This club is perfect for students with an interest in computers or programming to hang out and share ideas with others. There is opportunity to group work and individual work, generally it is self-directed but help is always available when needed.
“It’s good to start easy and progress onto harder code, a great way to make new friends” – Denis Morsin, Year 9
“It’s a nice place for people to socialise and meet others who are interested in computers” – Mr Reid, head of computer club
The Model United Nations (MUN) Committee aims to promote MUN at Strathallan by running the annual MUN Conference as well as encouraging students to participate in external MUN Conferences organised by the UN Youth New Zealand organisation.
Basically, Model United Nations is an academic simulation of the real United Nations and it provides a great opportunity for you to engage with others who are passionate about world issues. However, you don’t need to be an expert to attend a conference as you will learn and pick up things along the way. If you are interested in organising the annual Strathallan conference or attending a conference school you can contact the teacher in charge, Mr Scott.
Kim Fowler is a passionate year 13 student who is currently studying A level Physics and Chemistry along with AS Art (Painting) and Biology. The Chemistry Olympiad is an international competition where students represent their countries in a Chemistry competition. Every year, New Zealand selects four lucky people to make up a New Zealand team, Kim was chosen to be one of two reserves for this year. Kim explains how she got there:
“In October last year, I sat a test and 120 students were selected to go into a training group. We studied a range of topics and sat another test in March where 30 students were selected for a competition which took place at St Cuthberts and the University of Auckland. It was really intense, starting at 8 o’clock in the morning and finishing late in the night with evening problem questions. We attended lectures and went to labs and covered about a semester of first year university Chemistry in a week! It was really challenging but I enjoyed the opportunity to meet many new people and hopefully all of this will aid me in my future studies beyond school.”
We wish Kim all the best for the next stage and look forward to hearing how she gets on.

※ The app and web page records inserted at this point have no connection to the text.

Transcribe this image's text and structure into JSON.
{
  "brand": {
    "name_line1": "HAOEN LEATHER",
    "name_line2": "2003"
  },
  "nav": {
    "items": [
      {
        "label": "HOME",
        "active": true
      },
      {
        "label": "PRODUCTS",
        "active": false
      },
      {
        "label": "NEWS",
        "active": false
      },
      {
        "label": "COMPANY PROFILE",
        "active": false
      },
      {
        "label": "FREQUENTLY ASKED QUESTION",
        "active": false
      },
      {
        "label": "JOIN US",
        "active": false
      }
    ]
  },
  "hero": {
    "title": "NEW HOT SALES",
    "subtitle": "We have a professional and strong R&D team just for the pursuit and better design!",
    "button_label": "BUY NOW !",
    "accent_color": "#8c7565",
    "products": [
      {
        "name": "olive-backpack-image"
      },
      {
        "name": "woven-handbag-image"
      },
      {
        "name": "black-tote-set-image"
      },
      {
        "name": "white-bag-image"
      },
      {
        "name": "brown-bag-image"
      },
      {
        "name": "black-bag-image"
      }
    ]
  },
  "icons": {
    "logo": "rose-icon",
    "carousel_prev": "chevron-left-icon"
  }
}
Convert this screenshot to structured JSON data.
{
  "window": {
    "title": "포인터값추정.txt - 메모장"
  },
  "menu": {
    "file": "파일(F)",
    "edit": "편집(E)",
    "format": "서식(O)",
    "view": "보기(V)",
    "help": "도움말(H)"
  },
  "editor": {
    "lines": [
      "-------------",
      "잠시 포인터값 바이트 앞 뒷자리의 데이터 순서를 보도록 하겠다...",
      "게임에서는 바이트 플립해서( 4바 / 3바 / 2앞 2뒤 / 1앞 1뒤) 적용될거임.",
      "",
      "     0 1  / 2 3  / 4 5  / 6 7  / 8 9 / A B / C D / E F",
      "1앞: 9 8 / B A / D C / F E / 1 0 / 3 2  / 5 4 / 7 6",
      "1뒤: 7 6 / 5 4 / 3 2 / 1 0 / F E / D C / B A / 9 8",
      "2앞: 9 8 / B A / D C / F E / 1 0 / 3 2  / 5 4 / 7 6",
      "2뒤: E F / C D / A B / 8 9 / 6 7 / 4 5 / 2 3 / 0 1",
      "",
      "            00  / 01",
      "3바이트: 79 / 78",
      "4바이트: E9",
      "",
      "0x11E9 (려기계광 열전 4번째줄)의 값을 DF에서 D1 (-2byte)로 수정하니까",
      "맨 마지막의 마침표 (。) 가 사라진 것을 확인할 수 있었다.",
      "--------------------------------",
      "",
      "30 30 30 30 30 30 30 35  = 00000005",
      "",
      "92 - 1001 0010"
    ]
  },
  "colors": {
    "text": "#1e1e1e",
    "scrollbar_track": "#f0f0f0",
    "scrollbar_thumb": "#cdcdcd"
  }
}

Year 8 Maths students are having fun in Maths this week playing ‘guess my number’ using divisibility rules and number properties while Chloe Ross presents her project on special numbers.